### Work item
Every line of the records must be repeated exactly; pictures stay out.

Dataset records:
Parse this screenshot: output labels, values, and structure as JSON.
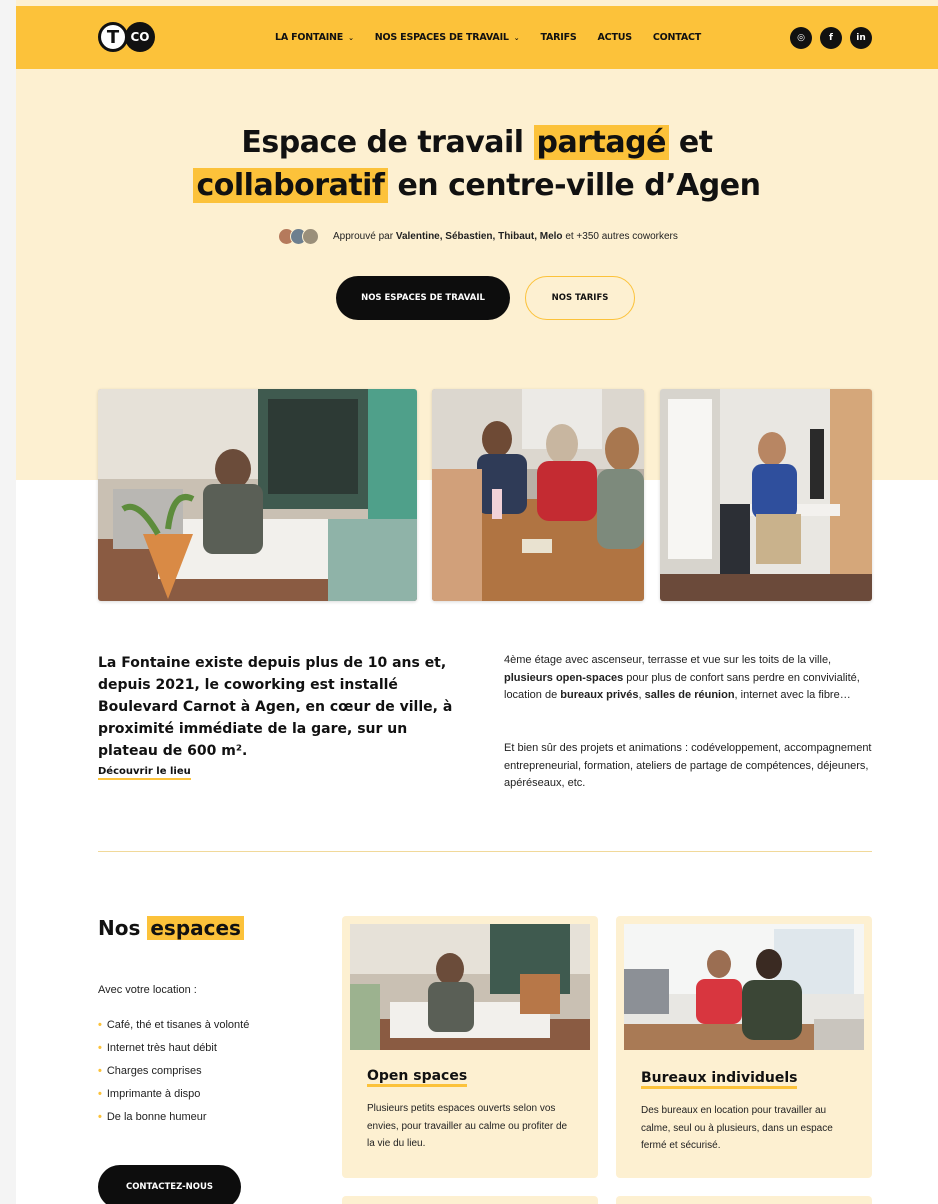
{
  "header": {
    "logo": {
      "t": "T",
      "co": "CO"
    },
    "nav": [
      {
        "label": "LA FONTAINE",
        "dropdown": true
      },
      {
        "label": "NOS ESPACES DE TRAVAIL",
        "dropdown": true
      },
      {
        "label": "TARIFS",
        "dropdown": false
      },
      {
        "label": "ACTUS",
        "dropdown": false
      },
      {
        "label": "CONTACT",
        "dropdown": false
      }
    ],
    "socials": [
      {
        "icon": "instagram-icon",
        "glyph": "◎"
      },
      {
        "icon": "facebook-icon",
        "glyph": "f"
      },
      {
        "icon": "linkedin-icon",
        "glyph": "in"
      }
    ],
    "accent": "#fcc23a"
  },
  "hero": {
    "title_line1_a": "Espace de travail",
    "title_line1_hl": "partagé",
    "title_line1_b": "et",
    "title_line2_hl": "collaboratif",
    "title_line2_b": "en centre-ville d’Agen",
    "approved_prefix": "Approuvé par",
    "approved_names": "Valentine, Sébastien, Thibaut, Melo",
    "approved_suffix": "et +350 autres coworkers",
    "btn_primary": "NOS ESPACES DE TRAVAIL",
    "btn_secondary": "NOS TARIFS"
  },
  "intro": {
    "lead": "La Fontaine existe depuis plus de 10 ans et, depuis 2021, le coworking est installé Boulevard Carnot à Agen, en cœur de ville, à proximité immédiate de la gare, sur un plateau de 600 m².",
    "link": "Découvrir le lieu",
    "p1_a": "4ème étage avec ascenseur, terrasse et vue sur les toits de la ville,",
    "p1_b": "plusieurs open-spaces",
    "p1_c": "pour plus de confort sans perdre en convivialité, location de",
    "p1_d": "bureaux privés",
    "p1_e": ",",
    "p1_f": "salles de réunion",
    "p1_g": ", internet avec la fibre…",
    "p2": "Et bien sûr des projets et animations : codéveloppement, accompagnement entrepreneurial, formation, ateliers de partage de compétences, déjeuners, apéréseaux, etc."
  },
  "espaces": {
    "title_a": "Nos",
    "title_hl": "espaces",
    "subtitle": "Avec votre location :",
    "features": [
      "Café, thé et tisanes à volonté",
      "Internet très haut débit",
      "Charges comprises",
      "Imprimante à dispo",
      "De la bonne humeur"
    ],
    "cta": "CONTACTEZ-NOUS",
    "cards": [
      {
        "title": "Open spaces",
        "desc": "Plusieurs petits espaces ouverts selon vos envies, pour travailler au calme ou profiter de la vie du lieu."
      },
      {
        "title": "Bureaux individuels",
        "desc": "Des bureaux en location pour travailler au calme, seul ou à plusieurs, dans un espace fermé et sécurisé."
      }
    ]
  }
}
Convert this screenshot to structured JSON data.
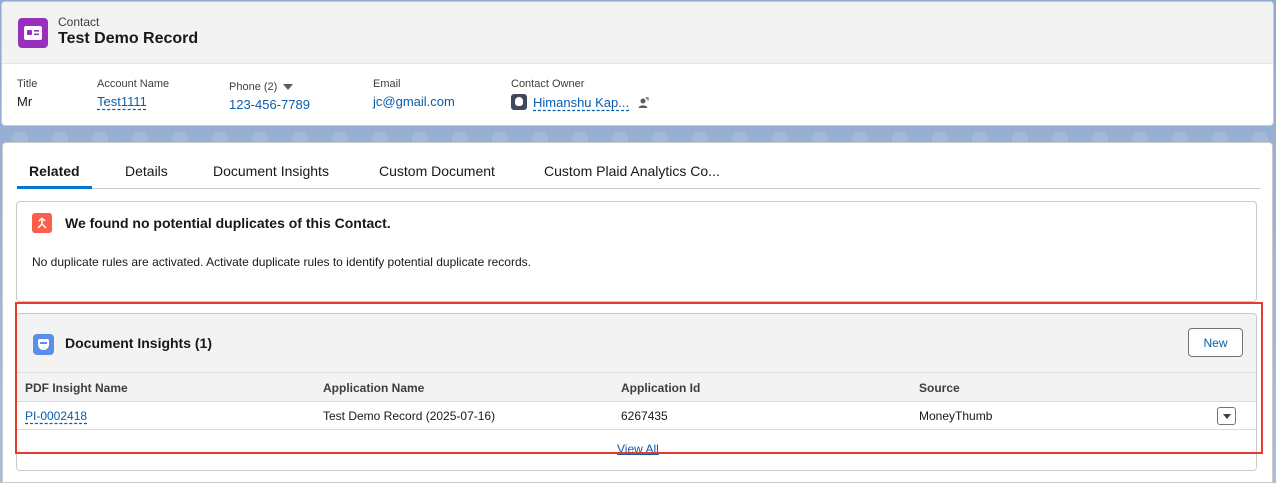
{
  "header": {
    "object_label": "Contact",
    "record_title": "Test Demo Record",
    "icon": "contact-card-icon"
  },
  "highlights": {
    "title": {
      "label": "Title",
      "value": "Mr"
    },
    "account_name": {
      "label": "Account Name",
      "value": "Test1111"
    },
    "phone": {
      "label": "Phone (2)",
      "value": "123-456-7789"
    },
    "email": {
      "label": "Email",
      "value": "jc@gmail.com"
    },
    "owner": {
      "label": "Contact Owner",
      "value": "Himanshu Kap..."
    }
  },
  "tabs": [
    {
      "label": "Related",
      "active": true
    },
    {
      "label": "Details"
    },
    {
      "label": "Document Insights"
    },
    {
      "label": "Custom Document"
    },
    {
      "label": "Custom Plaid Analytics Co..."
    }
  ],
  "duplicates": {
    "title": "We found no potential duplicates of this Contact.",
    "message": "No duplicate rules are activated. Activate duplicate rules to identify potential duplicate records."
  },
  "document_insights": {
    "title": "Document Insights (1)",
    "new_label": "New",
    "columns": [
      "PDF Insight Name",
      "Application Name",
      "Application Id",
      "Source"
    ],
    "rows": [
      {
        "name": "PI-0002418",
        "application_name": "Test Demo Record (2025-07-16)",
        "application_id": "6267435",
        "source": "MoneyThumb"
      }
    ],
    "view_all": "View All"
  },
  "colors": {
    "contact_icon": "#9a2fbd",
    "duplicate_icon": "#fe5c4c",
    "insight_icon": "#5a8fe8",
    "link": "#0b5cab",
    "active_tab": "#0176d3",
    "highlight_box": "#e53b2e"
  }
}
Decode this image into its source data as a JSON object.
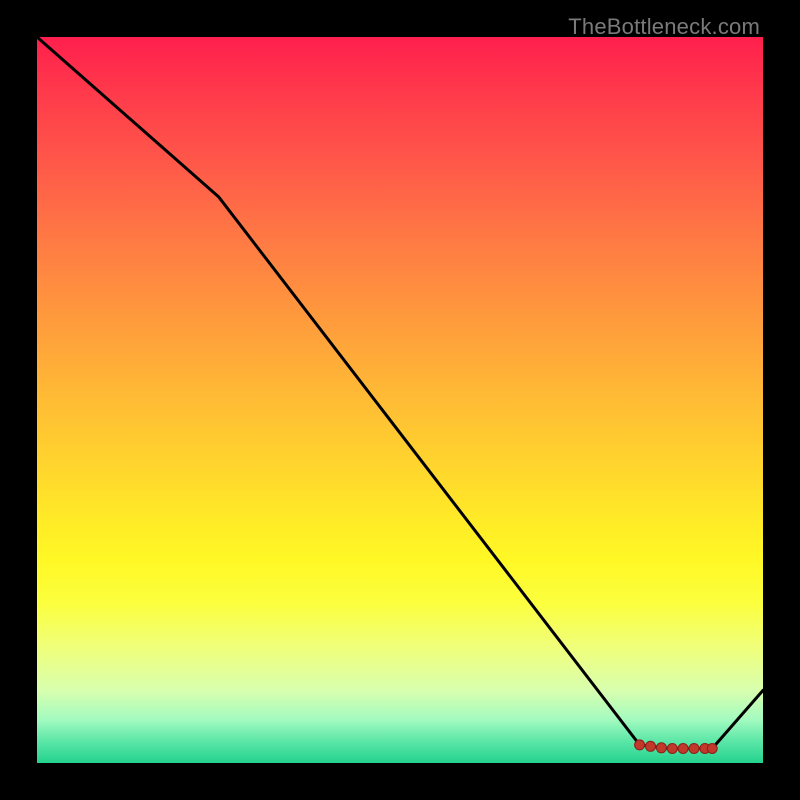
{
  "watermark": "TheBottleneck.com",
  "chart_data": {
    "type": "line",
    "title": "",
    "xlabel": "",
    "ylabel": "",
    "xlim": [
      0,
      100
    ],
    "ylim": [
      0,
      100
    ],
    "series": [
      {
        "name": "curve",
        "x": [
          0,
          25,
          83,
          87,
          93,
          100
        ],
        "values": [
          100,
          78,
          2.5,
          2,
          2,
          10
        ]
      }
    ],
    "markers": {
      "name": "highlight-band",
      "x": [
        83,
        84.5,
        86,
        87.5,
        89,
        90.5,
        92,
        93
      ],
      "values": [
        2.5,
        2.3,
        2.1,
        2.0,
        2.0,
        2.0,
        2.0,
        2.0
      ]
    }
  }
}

### Answer box
Parse this screenshot: output labels, values, and structure as JSON.
{
  "header": {
    "logo": {
      "t": "T",
      "co": "CO"
    },
    "nav": [
      {
        "label": "LA FONTAINE",
        "dropdown": true
      },
      {
        "label": "NOS ESPACES DE TRAVAIL",
        "dropdown": true
      },
      {
        "label": "TARIFS",
        "dropdown": false
      },
      {
        "label": "ACTUS",
        "dropdown": false
      },
      {
        "label": "CONTACT",
        "dropdown": false
      }
    ],
    "socials": [
      {
        "icon": "instagram-icon",
        "glyph": "◎"
      },
      {
        "icon": "facebook-icon",
        "glyph": "f"
      },
      {
        "icon": "linkedin-icon",
        "glyph": "in"
      }
    ],
    "accent": "#fcc23a"
  },
  "hero": {
    "title_line1_a": "Espace de travail",
    "title_line1_hl": "partagé",
    "title_line1_b": "et",
    "title_line2_hl": "collaboratif",
    "title_line2_b": "en centre-ville d’Agen",
    "approved_prefix": "Approuvé par",
    "approved_names": "Valentine, Sébastien, Thibaut, Melo",
    "approved_suffix": "et +350 autres coworkers",
    "btn_primary": "NOS ESPACES DE TRAVAIL",
    "btn_secondary": "NOS TARIFS"
  },
  "intro": {
    "lead": "La Fontaine existe depuis plus de 10 ans et, depuis 2021, le coworking est installé Boulevard Carnot à Agen, en cœur de ville, à proximité immédiate de la gare, sur un plateau de 600 m².",
    "link": "Découvrir le lieu",
    "p1_a": "4ème étage avec ascenseur, terrasse et vue sur les toits de la ville,",
    "p1_b": "plusieurs open-spaces",
    "p1_c": "pour plus de confort sans perdre en convivialité, location de",
    "p1_d": "bureaux privés",
    "p1_e": ",",
    "p1_f": "salles de réunion",
    "p1_g": ", internet avec la fibre…",
    "p2": "Et bien sûr des projets et animations : codéveloppement, accompagnement entrepreneurial, formation, ateliers de partage de compétences, déjeuners, apéréseaux, etc."
  },
  "espaces": {
    "title_a": "Nos",
    "title_hl": "espaces",
    "subtitle": "Avec votre location :",
    "features": [
      "Café, thé et tisanes à volonté",
      "Internet très haut débit",
      "Charges comprises",
      "Imprimante à dispo",
      "De la bonne humeur"
    ],
    "cta": "CONTACTEZ-NOUS",
    "cards": [
      {
        "title": "Open spaces",
        "desc": "Plusieurs petits espaces ouverts selon vos envies, pour travailler au calme ou profiter de la vie du lieu."
      },
      {
        "title": "Bureaux individuels",
        "desc": "Des bureaux en location pour travailler au calme, seul ou à plusieurs, dans un espace fermé et sécurisé."
      }
    ]
  }
}
Convert this screenshot to structured JSON data.
{
  "header": {
    "object_label": "Contact",
    "record_title": "Test Demo Record",
    "icon": "contact-card-icon"
  },
  "highlights": {
    "title": {
      "label": "Title",
      "value": "Mr"
    },
    "account_name": {
      "label": "Account Name",
      "value": "Test1111"
    },
    "phone": {
      "label": "Phone (2)",
      "value": "123-456-7789"
    },
    "email": {
      "label": "Email",
      "value": "jc@gmail.com"
    },
    "owner": {
      "label": "Contact Owner",
      "value": "Himanshu Kap..."
    }
  },
  "tabs": [
    {
      "label": "Related",
      "active": true
    },
    {
      "label": "Details"
    },
    {
      "label": "Document Insights"
    },
    {
      "label": "Custom Document"
    },
    {
      "label": "Custom Plaid Analytics Co..."
    }
  ],
  "duplicates": {
    "title": "We found no potential duplicates of this Contact.",
    "message": "No duplicate rules are activated. Activate duplicate rules to identify potential duplicate records."
  },
  "document_insights": {
    "title": "Document Insights (1)",
    "new_label": "New",
    "columns": [
      "PDF Insight Name",
      "Application Name",
      "Application Id",
      "Source"
    ],
    "rows": [
      {
        "name": "PI-0002418",
        "application_name": "Test Demo Record (2025-07-16)",
        "application_id": "6267435",
        "source": "MoneyThumb"
      }
    ],
    "view_all": "View All"
  },
  "colors": {
    "contact_icon": "#9a2fbd",
    "duplicate_icon": "#fe5c4c",
    "insight_icon": "#5a8fe8",
    "link": "#0b5cab",
    "active_tab": "#0176d3",
    "highlight_box": "#e53b2e"
  }
}
Decode this image into its source data as a JSON object.
{
  "watermark": "TheBottleneck.com",
  "chart_data": {
    "type": "line",
    "title": "",
    "xlabel": "",
    "ylabel": "",
    "xlim": [
      0,
      100
    ],
    "ylim": [
      0,
      100
    ],
    "series": [
      {
        "name": "curve",
        "x": [
          0,
          25,
          83,
          87,
          93,
          100
        ],
        "values": [
          100,
          78,
          2.5,
          2,
          2,
          10
        ]
      }
    ],
    "markers": {
      "name": "highlight-band",
      "x": [
        83,
        84.5,
        86,
        87.5,
        89,
        90.5,
        92,
        93
      ],
      "values": [
        2.5,
        2.3,
        2.1,
        2.0,
        2.0,
        2.0,
        2.0,
        2.0
      ]
    }
  }
}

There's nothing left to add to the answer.